St. Michael has long been the special protector of God’s children, from the ancient Israelites in the Old Testament, up to our own times. And he will assist us in days to come as well, even in times of great tribulation and persecution – another good reason why we should have a devotion to this great saint. We are caught up in the middle of a great spiritual battle, which is revealed concretely in world events. As Fr. Amorth recently said, speaking about ISIS and the West’s lack of response to Christian persecution, “Things first happen in the spiritual realms, then they are made concrete on this earth…there are only two spiritual realms: The Holy Spirit and the demonic spirit…evil is disguised in various ways: political, religious, cultural, and it has one source of inspiration: the devil. As a Christian I fight the beast spiritually.”
This brings to mind another quote, recently sent to us by a friend, which is from then Cardinal Karol Wojtyla, in his address to the 1976 Eucharistic Congress in Philadelphia. This quote is not without controversy, as it is found only in one source, and not the official text. One blogger claims to have heard the controversial words in person, when Cardinal Wojtyla addressed a group in Michigan (you can read more about that here. Controversy aside, here is the quote:

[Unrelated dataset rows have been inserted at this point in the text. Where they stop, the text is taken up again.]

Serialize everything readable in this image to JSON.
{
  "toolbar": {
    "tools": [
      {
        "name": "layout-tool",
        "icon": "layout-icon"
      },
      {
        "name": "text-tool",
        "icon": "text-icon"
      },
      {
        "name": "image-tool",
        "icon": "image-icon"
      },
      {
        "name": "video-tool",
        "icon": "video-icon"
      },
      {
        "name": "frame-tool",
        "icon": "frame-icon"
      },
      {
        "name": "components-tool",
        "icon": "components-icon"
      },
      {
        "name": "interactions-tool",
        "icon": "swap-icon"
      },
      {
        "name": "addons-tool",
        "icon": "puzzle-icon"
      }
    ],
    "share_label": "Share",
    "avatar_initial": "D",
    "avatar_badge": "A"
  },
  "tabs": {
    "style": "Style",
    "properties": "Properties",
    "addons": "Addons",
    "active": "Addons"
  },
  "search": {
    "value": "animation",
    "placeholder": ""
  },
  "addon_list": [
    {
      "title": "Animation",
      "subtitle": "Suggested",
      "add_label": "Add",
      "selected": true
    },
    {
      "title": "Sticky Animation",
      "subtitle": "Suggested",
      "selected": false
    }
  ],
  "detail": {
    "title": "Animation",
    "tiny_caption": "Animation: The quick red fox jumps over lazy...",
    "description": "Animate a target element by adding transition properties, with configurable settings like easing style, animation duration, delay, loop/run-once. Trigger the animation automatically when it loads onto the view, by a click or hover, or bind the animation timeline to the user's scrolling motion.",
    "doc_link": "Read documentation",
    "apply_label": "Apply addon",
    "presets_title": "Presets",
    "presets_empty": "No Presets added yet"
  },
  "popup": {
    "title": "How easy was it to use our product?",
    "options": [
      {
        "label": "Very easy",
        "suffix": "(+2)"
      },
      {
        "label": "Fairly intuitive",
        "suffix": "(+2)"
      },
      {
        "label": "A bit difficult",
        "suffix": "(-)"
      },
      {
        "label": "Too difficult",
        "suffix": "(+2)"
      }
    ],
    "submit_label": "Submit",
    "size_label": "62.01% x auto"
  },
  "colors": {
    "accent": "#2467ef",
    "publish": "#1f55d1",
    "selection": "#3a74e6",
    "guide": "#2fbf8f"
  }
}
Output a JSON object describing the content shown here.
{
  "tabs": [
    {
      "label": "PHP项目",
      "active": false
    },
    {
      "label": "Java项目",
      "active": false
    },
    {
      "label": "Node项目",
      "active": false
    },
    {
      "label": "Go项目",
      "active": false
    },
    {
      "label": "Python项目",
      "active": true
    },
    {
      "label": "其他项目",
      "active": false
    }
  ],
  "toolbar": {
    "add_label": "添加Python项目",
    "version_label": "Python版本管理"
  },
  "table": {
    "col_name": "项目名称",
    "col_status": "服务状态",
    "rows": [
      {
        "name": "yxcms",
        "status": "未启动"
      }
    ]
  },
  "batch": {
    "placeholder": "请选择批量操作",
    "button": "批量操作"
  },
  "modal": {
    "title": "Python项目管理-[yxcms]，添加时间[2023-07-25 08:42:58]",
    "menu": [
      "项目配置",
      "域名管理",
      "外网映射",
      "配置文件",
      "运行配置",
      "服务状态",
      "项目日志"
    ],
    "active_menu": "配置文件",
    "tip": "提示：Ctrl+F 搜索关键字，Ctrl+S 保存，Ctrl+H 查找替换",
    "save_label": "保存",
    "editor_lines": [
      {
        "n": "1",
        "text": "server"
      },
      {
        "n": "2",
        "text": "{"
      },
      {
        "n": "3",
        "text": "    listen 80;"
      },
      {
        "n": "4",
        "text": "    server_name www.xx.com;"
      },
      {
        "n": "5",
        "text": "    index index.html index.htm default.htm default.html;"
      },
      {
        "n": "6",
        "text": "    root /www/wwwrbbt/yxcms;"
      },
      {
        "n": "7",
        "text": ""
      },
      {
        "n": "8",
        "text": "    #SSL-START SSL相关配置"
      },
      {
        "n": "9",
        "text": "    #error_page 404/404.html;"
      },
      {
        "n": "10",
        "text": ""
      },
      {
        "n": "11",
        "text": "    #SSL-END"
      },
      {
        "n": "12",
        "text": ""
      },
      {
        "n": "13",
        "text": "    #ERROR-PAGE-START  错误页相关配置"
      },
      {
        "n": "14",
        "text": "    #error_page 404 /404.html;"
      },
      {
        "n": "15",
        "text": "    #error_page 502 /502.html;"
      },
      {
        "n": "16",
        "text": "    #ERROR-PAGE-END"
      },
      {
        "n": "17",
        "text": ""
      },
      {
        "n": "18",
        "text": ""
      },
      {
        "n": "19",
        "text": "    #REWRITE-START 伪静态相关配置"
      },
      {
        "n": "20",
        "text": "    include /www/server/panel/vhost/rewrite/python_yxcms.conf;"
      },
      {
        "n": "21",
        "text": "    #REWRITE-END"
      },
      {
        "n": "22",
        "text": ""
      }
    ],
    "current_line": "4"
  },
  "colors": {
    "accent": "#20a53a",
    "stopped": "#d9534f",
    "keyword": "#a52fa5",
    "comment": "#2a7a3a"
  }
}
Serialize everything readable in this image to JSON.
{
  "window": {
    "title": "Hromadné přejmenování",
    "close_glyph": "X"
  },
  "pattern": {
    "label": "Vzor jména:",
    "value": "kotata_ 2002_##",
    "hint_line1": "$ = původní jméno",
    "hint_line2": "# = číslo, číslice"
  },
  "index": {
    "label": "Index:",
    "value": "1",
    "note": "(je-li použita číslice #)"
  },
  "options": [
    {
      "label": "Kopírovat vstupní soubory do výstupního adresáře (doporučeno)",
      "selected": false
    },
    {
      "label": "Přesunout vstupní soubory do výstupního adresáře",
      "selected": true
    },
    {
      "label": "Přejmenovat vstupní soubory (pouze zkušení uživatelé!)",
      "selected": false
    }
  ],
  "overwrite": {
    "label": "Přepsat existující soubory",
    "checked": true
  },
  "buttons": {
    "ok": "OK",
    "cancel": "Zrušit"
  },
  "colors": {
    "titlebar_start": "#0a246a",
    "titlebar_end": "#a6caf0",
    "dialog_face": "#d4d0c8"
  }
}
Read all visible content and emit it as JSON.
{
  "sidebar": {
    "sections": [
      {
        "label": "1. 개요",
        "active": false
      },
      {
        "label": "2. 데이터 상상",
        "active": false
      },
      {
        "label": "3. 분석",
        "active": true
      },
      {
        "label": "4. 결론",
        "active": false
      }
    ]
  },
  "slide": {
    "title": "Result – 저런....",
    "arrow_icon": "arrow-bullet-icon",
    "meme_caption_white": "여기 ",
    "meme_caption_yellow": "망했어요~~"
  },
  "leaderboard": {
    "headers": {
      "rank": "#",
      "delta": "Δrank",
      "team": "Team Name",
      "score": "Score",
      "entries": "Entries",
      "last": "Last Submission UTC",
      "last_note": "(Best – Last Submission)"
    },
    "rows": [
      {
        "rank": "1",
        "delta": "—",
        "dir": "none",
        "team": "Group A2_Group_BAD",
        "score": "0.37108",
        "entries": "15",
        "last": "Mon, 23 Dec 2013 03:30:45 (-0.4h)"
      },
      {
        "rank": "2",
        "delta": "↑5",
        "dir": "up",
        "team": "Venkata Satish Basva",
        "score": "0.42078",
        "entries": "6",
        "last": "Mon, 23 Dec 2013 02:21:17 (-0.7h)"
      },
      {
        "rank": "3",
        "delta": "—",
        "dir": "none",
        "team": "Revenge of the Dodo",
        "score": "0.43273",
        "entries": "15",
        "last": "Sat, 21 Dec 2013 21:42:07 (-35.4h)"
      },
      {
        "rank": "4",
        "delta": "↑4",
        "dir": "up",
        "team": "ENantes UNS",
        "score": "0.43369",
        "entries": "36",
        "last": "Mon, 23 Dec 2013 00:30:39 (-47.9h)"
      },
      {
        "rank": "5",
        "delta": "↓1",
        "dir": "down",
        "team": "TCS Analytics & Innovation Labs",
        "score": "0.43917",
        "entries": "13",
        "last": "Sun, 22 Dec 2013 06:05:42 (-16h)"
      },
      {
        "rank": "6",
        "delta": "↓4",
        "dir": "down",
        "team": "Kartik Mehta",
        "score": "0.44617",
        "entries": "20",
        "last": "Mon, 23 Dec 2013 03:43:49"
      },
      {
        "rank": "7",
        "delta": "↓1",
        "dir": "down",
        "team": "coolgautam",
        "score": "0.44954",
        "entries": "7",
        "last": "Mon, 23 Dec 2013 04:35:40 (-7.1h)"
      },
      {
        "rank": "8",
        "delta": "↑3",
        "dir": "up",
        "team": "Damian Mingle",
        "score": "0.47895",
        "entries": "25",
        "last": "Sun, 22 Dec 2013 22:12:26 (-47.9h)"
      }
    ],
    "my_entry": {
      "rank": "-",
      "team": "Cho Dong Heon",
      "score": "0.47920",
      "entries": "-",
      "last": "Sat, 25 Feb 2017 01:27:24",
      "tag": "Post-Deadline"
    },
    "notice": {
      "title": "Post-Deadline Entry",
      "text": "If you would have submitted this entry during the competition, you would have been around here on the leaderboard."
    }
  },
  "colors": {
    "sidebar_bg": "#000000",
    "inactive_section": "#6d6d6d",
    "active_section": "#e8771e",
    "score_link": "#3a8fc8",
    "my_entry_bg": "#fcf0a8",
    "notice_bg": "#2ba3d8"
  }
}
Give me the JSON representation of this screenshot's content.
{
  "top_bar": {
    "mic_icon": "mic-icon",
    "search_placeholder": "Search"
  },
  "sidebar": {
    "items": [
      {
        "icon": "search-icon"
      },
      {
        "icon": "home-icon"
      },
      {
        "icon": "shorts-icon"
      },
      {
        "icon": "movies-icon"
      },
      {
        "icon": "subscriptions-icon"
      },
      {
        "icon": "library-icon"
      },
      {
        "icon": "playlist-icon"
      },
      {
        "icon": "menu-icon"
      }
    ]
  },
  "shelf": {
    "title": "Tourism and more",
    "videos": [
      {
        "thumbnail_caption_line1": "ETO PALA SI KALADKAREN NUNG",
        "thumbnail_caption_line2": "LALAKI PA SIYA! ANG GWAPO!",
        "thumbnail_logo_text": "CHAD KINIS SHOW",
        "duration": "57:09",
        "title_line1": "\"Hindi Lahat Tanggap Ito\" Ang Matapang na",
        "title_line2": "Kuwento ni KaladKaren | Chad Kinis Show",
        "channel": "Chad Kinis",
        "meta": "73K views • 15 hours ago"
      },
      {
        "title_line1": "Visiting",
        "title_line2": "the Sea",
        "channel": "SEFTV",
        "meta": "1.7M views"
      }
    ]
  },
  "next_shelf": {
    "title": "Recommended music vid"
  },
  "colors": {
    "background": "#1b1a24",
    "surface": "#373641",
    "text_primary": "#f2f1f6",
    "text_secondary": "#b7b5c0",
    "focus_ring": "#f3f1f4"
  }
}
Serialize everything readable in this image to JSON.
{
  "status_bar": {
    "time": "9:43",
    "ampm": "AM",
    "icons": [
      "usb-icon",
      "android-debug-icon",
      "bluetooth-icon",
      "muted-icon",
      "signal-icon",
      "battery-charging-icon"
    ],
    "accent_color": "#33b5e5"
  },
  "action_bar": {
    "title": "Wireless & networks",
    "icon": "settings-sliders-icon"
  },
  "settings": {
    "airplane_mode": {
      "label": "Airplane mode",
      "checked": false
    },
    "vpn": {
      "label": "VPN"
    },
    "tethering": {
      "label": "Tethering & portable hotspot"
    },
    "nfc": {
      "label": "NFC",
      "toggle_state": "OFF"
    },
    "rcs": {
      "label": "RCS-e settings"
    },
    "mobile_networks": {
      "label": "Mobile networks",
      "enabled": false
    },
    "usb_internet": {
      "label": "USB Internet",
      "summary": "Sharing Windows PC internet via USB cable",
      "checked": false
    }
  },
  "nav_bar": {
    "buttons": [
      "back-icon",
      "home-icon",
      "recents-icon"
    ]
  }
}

We are now standing in the face of the greatest historical confrontation humanity has gone through. I do not think that wide circles of the American society or wide circles of the Christian community realize this fully. We are now facing the final confrontation between the Church and the anti-Church, of the Gospel and the anti-Gospel. This confrontation lies within the plans of divine providence. It is a trial which the whole Church… must take up. —Cardinal Karol Wojtyla (JOHN PAUL II), reprinted November 9, 1978, issue of The Wall Street Journal from a 1976 speech to the American Bishops
A few years after his address in Philadelphia the recently elected Pope John Paul II had this to say:
We must be prepared to undergo great trials in the not-too-distant future; trials that will require us to be ready to give up even our lives, and a total gift of self to Christ and for Christ. Through your prayers and mine, it is possible to alleviate this tribulation, but it is no longer possible to avert it, because it is only in this way that the Church can be effectively renewed. How many times, indeed, has the renewal of the Church been effected in blood? This time, again, it will not be otherwise. We must be strong, we must prepare ourselves, we must entrust ourselves to Christ and to His Mother, and we must
be attentive, very attentive, to the prayer of the Rosary. – John Paul II, interview with Catholics at Fulda, Germany, Nov. 1980, p. 51.
We take up this trial through personal holiness. No one will be exempt from involvement, so don’t think you can sit this one out. We are all lacking in personal holiness, but holy or not, we are all swept up into the great battle between God and satan. If we haven’t answered the call to holiness up to now, then it’s time to get started. Discouragement is the weapon of our enemy, so dismiss his lies that you can never achieve holiness, that you can never be worthy. God looks for our fidelity, not our perfection. It is in persevering fidelity that we can reach perfection.
In these days we must turn to the Sacraments, especially confession and the Eucharist, Our Lady and her Rosary, and St. Michael, the prince of the heavenly host, who will battle and defeat the prince of this world. “Couragio!,” as Padre Pio liked to say. The task of saving souls might be frightening because of the heavy responsibility God has entrusted to us, but it is also a privilege that the God of all creation, Our Father, asks us poor creatures to help build His Kingdom. If we are up for the task we can be sure that His abundant grace will sustain us.